--- What is needed ---
Using the entries below, show all lines with the string "Collection".

━━ Provided information ━━

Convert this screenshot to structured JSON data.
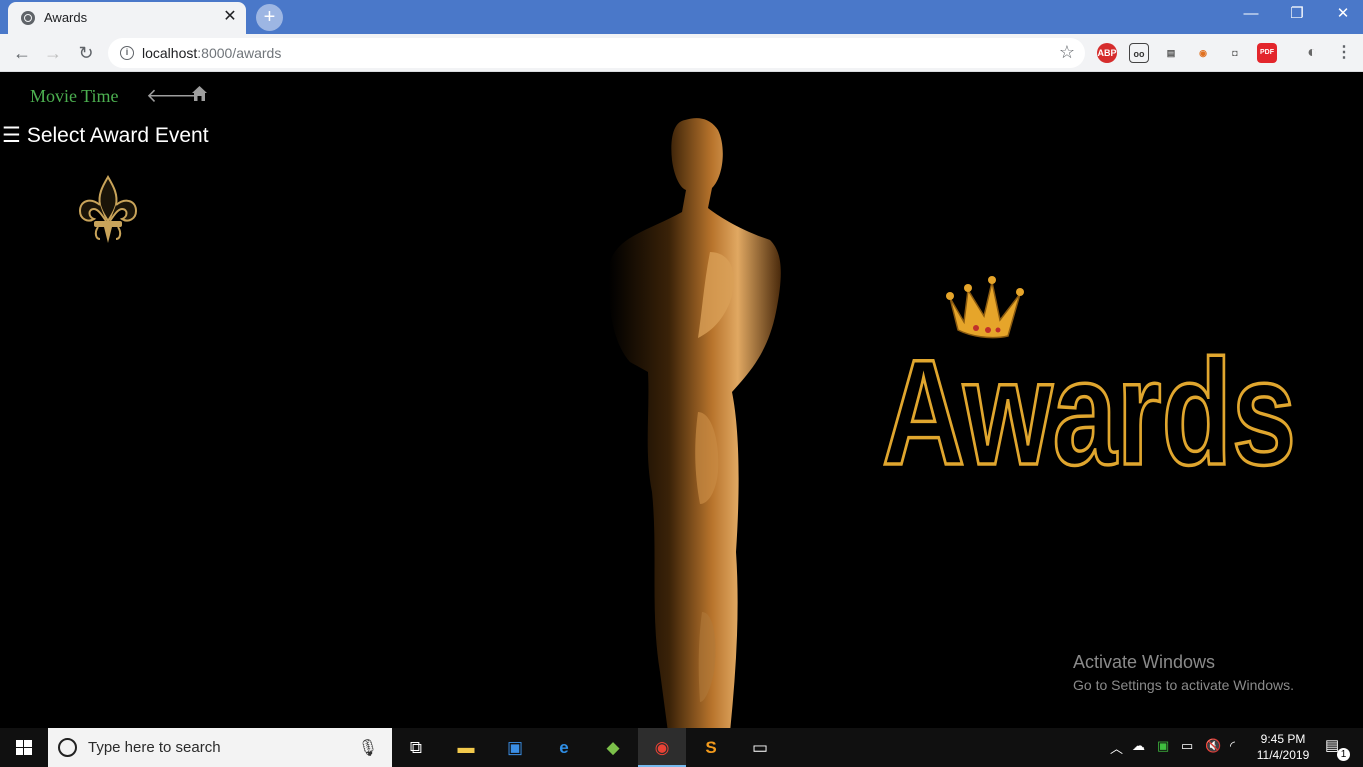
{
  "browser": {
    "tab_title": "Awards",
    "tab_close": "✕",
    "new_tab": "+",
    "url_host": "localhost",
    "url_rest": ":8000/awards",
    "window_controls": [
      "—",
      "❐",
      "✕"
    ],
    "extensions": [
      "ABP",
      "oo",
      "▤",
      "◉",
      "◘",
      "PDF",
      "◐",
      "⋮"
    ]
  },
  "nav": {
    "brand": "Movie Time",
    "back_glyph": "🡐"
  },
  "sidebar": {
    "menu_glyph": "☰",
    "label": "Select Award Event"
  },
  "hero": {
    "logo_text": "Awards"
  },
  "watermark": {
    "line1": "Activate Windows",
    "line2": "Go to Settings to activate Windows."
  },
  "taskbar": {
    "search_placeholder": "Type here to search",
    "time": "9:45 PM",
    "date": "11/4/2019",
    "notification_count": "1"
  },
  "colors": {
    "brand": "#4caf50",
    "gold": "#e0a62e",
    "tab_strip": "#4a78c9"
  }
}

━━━
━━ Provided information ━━

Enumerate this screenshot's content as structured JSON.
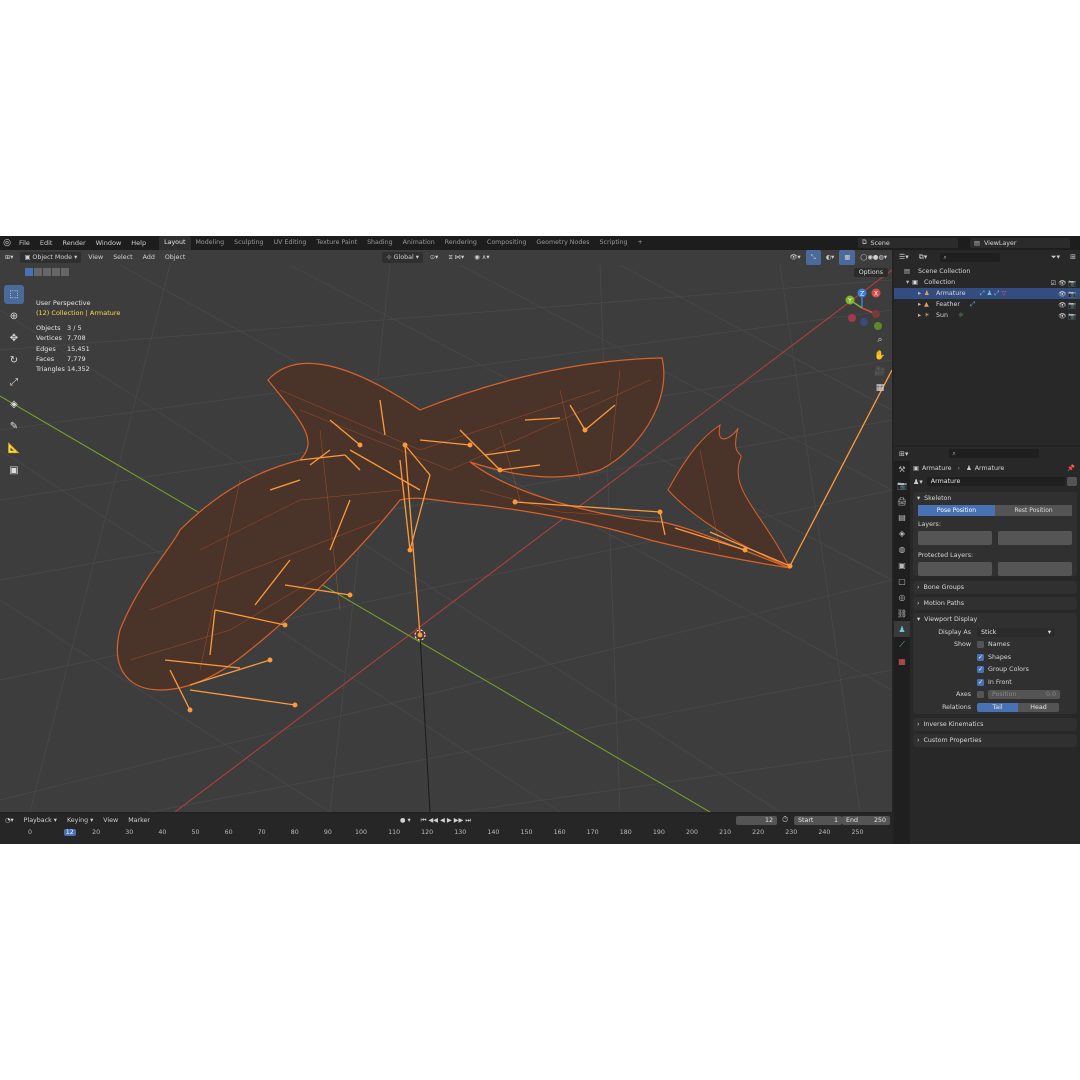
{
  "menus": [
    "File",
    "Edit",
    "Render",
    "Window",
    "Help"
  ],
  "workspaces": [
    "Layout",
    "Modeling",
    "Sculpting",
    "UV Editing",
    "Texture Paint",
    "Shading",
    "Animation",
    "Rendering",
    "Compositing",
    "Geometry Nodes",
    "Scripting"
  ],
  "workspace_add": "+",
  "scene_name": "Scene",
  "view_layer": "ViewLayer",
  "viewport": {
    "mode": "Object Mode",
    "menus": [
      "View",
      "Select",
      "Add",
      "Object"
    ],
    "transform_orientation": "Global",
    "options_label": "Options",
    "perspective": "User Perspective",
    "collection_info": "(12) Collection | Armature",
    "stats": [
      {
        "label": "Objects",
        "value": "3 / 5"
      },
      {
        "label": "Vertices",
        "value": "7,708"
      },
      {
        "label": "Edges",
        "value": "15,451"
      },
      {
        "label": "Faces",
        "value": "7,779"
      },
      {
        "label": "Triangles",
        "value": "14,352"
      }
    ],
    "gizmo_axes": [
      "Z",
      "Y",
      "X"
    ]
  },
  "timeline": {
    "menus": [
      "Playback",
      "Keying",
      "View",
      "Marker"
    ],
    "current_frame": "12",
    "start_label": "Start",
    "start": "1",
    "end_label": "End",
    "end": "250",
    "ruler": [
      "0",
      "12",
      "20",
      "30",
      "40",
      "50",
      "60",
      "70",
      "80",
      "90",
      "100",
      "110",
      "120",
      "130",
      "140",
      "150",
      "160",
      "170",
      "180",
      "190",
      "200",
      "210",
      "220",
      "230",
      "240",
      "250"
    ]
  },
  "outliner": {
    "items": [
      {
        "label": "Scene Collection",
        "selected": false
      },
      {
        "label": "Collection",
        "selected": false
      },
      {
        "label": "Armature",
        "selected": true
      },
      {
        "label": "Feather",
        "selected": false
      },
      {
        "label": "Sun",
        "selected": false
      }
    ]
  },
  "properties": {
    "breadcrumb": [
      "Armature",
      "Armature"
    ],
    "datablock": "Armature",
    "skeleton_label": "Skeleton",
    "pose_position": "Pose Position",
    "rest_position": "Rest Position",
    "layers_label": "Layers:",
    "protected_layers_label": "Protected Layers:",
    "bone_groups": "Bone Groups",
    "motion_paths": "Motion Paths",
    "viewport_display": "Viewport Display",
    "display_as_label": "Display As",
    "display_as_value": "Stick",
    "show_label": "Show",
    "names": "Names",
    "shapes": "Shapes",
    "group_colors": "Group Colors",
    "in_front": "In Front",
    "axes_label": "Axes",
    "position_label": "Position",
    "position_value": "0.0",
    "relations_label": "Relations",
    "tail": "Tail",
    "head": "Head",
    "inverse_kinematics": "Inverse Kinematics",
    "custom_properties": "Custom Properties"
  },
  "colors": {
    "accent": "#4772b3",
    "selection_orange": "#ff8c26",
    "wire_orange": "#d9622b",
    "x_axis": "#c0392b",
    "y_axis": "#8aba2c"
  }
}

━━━

--- Expected output ---
    "collection_info": "(12) Collection | Armature",
        "label": "Scene Collection",
        "label": "Collection",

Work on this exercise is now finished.